Jarvis says that Mark Zuckerberg grasped this point. The Facebook creator believes that people each have one authentic identity rather than different selves. In interviews for Jarvis’s forthcoming book Public Parts, Zuckerberg told him that it was becoming impossible for people to maintain separate identities.
Essentially our work, home, recreational and family selves are one and the same. If you bump into your lawyer at the supermarket at the weekend, he may be wearing shorts and be with his child. He is a complete person not just someone you know from work, Jarvis argues.
Dunbar, professor of evolutionary anthropology at Oxford University, says that may work while you’re at university. But by the end of one’s twenties it’s no longer tenable. Not only do we see people in different contexts, like work or leisure, but we also have friends scattered around the world who don’t necessarily mix or interact.

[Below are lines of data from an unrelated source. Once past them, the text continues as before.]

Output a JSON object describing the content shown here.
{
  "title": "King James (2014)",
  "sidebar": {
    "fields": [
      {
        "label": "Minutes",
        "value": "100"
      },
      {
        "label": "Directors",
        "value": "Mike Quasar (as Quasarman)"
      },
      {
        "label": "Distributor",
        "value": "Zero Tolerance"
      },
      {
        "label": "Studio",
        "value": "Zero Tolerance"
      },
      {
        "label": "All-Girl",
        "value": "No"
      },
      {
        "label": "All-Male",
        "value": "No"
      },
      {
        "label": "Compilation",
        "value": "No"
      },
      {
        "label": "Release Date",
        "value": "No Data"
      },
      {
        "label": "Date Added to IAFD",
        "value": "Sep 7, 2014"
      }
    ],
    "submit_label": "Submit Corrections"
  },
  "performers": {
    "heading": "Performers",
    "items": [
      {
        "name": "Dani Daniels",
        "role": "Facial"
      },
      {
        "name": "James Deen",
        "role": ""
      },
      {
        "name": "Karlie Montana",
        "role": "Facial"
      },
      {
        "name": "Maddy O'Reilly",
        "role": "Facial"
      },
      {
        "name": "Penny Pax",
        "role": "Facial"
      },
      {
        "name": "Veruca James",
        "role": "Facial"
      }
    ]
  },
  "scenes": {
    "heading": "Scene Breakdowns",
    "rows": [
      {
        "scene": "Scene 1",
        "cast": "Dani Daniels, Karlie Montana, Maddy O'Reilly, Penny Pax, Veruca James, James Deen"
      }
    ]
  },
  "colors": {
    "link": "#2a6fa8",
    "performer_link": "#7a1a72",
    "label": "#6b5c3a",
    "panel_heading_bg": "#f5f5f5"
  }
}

And then there’s how we communicate online. Status updates on Facebook are often banal, he says. “You write ‘I had Weetabix for breakfast’, which your best friend may care about but not many others will.”

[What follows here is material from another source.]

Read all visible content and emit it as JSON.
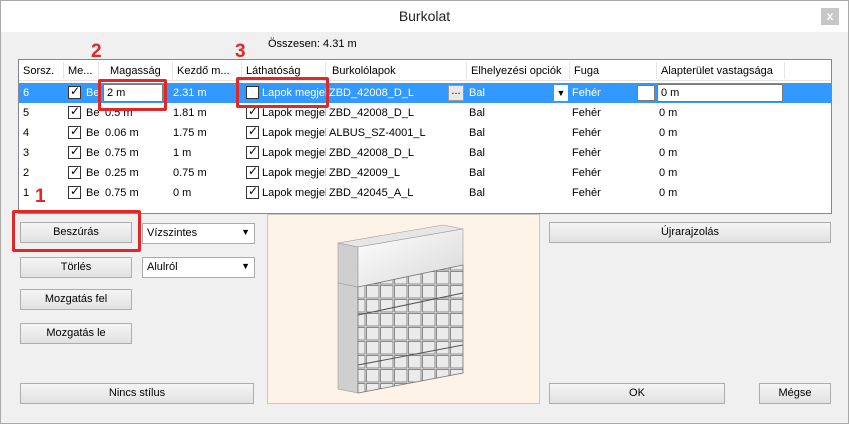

This is because people don’t change the way they converse online. Research has shown that they behave as if they are addressing a maximum of three other people, even though a post may go out to hundreds.
And social networking friendships demand a huge amount of work if they are to be maintained. Otherwise they will wither in a matter of months once emotional closeness is lost, Dunbar says. When it comes to using technology with our closest friends, it is texts not websites that count, he argues.
Research carried out by one of his postdoctoral students involving 30 Sheffield sixth formers showed that 85% of the texts they sent were going to one of two people – usually a boyfriend or girlfriend and a best mate. It illustrates that there are things we still want to share with only our nearest and dearest, he says.
But as Oscar Wilde reminds us, friendship mixed with human nature can be a prickly business. “Anybody can sympathise with the sufferings of a friend, but it requires a very fine nature to sympathise with a friend’s success.” Or, for that matter, their choice of breakfast.
A classical view
Cicero’s On Friendship (44 BC)
• “A friend is, as it were, a second self”
• “The shifts of Fortune test the reliability of friends”
• “Friendship makes prosperity more shining and lessens adversity by dividing and sharing it”
• “Many pecks of salt must be eaten before the duties of friendship can be discharged”